Exercise data below:

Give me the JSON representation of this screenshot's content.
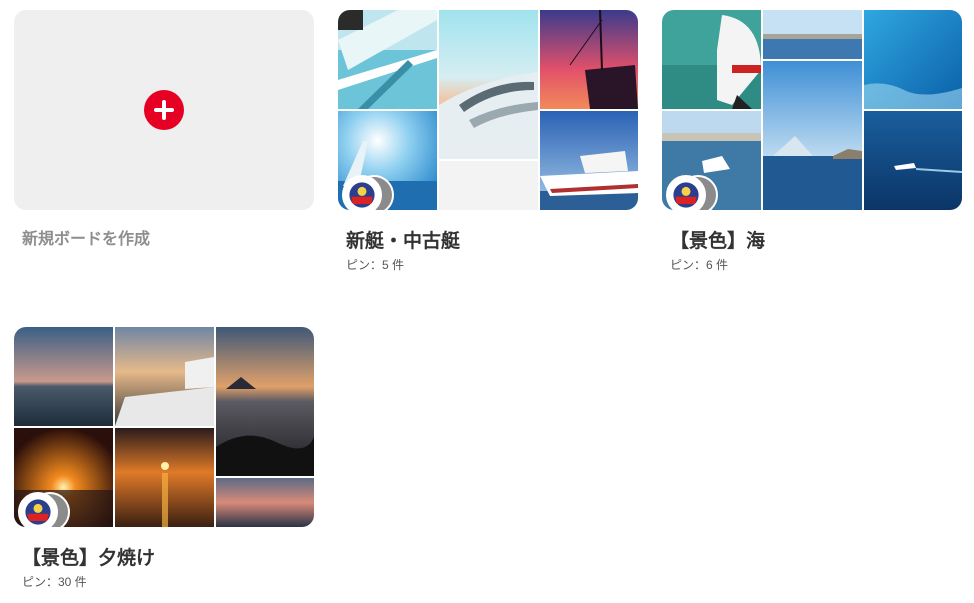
{
  "create_board": {
    "label": "新規ボードを作成"
  },
  "boards": [
    {
      "title": "新艇・中古艇",
      "pins": "ピン：5 件",
      "collaborators": "2",
      "image_names": [
        "boat-deck-photo",
        "boat-bow-sunset-photo",
        "sailboat-sunset-photo",
        "yacht-sky-photo",
        "white-yacht-photo"
      ]
    },
    {
      "title": "【景色】海",
      "pins": "ピン：6 件",
      "collaborators": "2",
      "image_names": [
        "outboard-engine-photo",
        "breakwater-photo",
        "blue-sea-waves-photo",
        "harbor-boat-photo",
        "mount-fuji-sea-photo",
        "speedboat-sea-photo"
      ]
    },
    {
      "title": "【景色】夕焼け",
      "pins": "ピン：30 件",
      "collaborators": "2",
      "image_names": [
        "dusk-sea-photo",
        "yacht-deck-dusk-photo",
        "fuji-sunset-silhouette-photo",
        "sunset-horizon-photo",
        "orange-sunset-photo",
        "rocky-shore-photo",
        "evening-clouds-photo"
      ]
    }
  ],
  "colors": {
    "accent": "#e60023",
    "create_bg": "#efefef",
    "muted_text": "#8e8e8e"
  }
}
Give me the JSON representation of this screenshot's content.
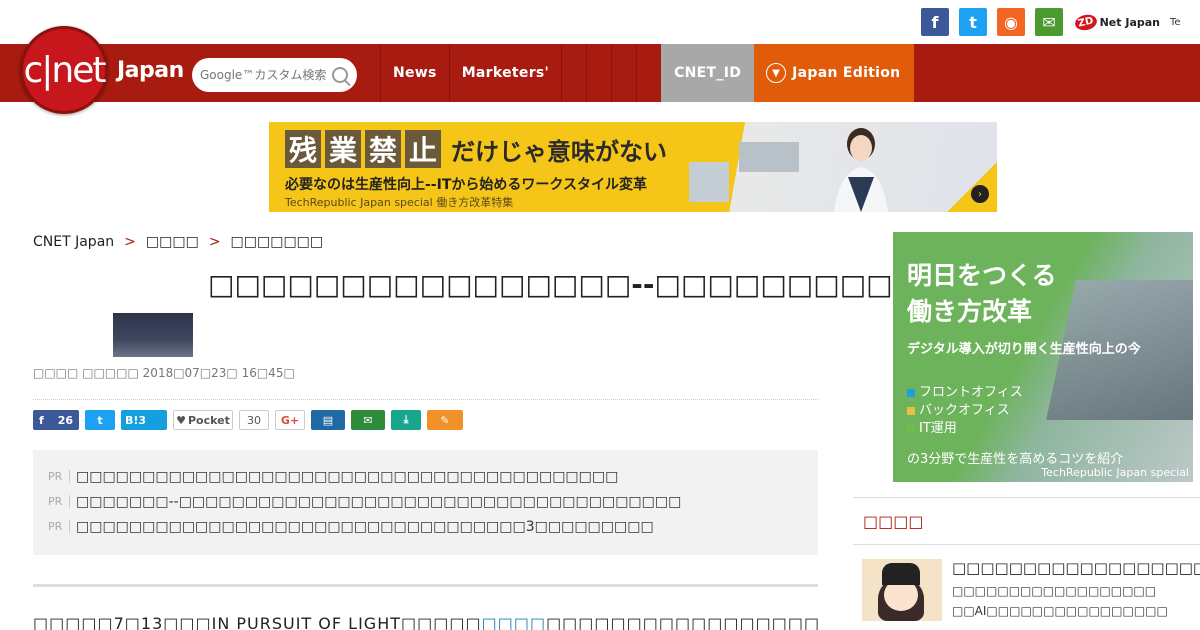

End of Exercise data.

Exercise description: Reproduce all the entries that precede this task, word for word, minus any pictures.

Output of the task:
Give me the JSON representation of this screenshot's content.
{
  "create_board": {
    "label": "新規ボードを作成"
  },
  "boards": [
    {
      "title": "新艇・中古艇",
      "pins": "ピン：5 件",
      "collaborators": "2",
      "image_names": [
        "boat-deck-photo",
        "boat-bow-sunset-photo",
        "sailboat-sunset-photo",
        "yacht-sky-photo",
        "white-yacht-photo"
      ]
    },
    {
      "title": "【景色】海",
      "pins": "ピン：6 件",
      "collaborators": "2",
      "image_names": [
        "outboard-engine-photo",
        "breakwater-photo",
        "blue-sea-waves-photo",
        "harbor-boat-photo",
        "mount-fuji-sea-photo",
        "speedboat-sea-photo"
      ]
    },
    {
      "title": "【景色】夕焼け",
      "pins": "ピン：30 件",
      "collaborators": "2",
      "image_names": [
        "dusk-sea-photo",
        "yacht-deck-dusk-photo",
        "fuji-sunset-silhouette-photo",
        "sunset-horizon-photo",
        "orange-sunset-photo",
        "rocky-shore-photo",
        "evening-clouds-photo"
      ]
    }
  ],
  "colors": {
    "accent": "#e60023",
    "create_bg": "#efefef",
    "muted_text": "#8e8e8e"
  }
}
Give me the JSON representation of this screenshot's content.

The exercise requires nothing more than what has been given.